by Keith Laing, The Hill Newspaper
President Obama and Republican presidential nominee Mitt Romney largely avoided talk of the 2008 and 2009 bailouts of the U.S. auto industry, which have played a central role in their contentious campaign, in their first debate on Wednesday night in Denver.
Obama has repeatedly used Romney’s opposition to the $80 billion that was loaned to General Motors and Chrysler in 2008 and 2009 to paint the former Massachusetts governor as out-of-touch with working class voters.
But in his first face-to-face encounter with Romney, Obama only briefly mentioned the federal assistance to the Detroit-based automakers once.
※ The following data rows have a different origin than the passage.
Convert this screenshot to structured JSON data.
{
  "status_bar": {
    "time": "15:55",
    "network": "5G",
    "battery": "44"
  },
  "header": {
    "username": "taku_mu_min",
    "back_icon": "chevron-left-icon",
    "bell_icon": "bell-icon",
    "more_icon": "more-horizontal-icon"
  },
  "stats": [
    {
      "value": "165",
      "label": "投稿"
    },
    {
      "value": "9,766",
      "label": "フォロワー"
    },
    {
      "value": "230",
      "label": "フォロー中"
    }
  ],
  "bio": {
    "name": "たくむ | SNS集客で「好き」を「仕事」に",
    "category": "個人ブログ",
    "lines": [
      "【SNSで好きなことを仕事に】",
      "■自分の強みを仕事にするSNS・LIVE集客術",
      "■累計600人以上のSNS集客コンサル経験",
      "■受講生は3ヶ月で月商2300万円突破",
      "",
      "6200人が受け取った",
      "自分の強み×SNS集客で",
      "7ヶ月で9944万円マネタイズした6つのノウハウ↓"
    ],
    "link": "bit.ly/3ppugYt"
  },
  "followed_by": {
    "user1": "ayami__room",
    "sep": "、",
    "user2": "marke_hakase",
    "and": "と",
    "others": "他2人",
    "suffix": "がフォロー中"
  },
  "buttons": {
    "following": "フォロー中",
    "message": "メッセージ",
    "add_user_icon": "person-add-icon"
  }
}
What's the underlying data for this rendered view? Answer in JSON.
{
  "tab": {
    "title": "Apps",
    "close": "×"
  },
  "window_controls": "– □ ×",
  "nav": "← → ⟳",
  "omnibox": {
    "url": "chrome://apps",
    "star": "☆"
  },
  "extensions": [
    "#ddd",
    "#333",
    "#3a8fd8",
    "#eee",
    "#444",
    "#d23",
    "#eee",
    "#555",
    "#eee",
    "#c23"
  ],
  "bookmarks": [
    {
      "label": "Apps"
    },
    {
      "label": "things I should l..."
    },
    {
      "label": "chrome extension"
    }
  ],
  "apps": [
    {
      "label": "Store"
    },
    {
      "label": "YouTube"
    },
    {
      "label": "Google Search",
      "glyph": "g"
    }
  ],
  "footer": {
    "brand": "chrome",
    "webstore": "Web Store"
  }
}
“Four years ago we went through the worst financial crisis since the Great Depression. Millions of jobs were lost, the auto industry was on the brink of collapse. The financial system had frozen up,” Obama said in his answer to the first question.
“And because of the resilience and the determination of the American people, we’ve begun to fight our way back,” the president continued. “Over the last 30 months, we’ve seen 5 million jobs in the private sector created. The auto industry has come roaring back. And housing has begun to rise.”
When it was Romney’s turn to speak, he took a pass on speaking about the auto bailout. Instead, he ticked off a list of ideas for future job creation.
“This is obviously a very tender topic,” Romney said in response to moderator Jim Lehrer’s question about job creation.
“I’ve had the occasion over the last couple of years of meeting people across the country,” Romney continued. “I was in Dayton, Ohio, and a woman grabbed my arm, and she said, ‘I’ve been out of work since May. Can you help me?’”
The lack of sustained focus on the auto bailouts by Obama was suprising because polls have shown attacks based on Romney’s 2008 New York Times op-ed titled “Let Detroit Go Bankrupt” have helped stake the president to a persistent lead in Ohio, a key swing state.
Transportation observers said earlier Wednesday that they expected little other talk about road and transit issues during the debate between Obama and Romney, though they did expect to hear more about the auto bailout.
“I’m planning to have a slightly late dinner with my wife and a bottle of wine. I will fall out of my chair and spill my wine if anyone brings up transportation as a serious issue,” said Smart Growth America Leadership Institute President Parris Glendening, who is also a former Democratic governor of Maryland.
The closest either candidate came to making the former governor’s dinner beverage hit the floor was a mention by Obama of the creation of the “Transcontinental Railroad” developed under Abraham Lincoln’s administration in a discussion about the proper role of government.
“Look, the genius of America is the free enterprise system and freedom and the fact that people can go out there and start a business, work on an idea, make their own decisions. But as Abraham Lincoln understood, there are also some things we do better together,” Obama said.
“So, in the middle of the Civil War, Abraham Lincoln said, let’s help to finance the Transcontinental Railroad, let’s start the National Academy of Sciences, let’s start land grant colleges, because we want to give these gateways of opportunity for all Americans, because if all Americans are getting opportunity, we’re all going to be better off,” Obama continued. “That doesn’t restrict people’s freedom. That enhances it.”
Joshua Schank, president of the nonpartisan Eno Center for Transportation, said Obama and Romney were continuing a trend that began in Congress by avoiding extensive talk about transportation funding.
“There’s been no evidence that anybody in Washington wants to address this issue in a serious way,” Schank said. “You can’t be against infrastructure investment, but nobody is going to stand up and say ‘raise my gas taxes.’ ”
Lawmakers passed a $105 billion bill earlier this year to extend transportation funding for the next two years, but they did not identify a new consistent source of revenue for road and transit projects. Advocates have warned that the traditional source of money for highway spending, the federal gas tax, does not bring in enough money to cover the costs of maintaining the current U.S. transportation system, let alone expand it.
The 18.4 cents-per-gallon gas tax brings in about $36 billion a year. Lawmakers used a package that closed tax loopholes, increased fees and made transfers among trust funds to cover the shortfall through 2014. There has not been much talk about what to do after that, however, and neither Obama or Romney offered any ideas about it Wednesday night.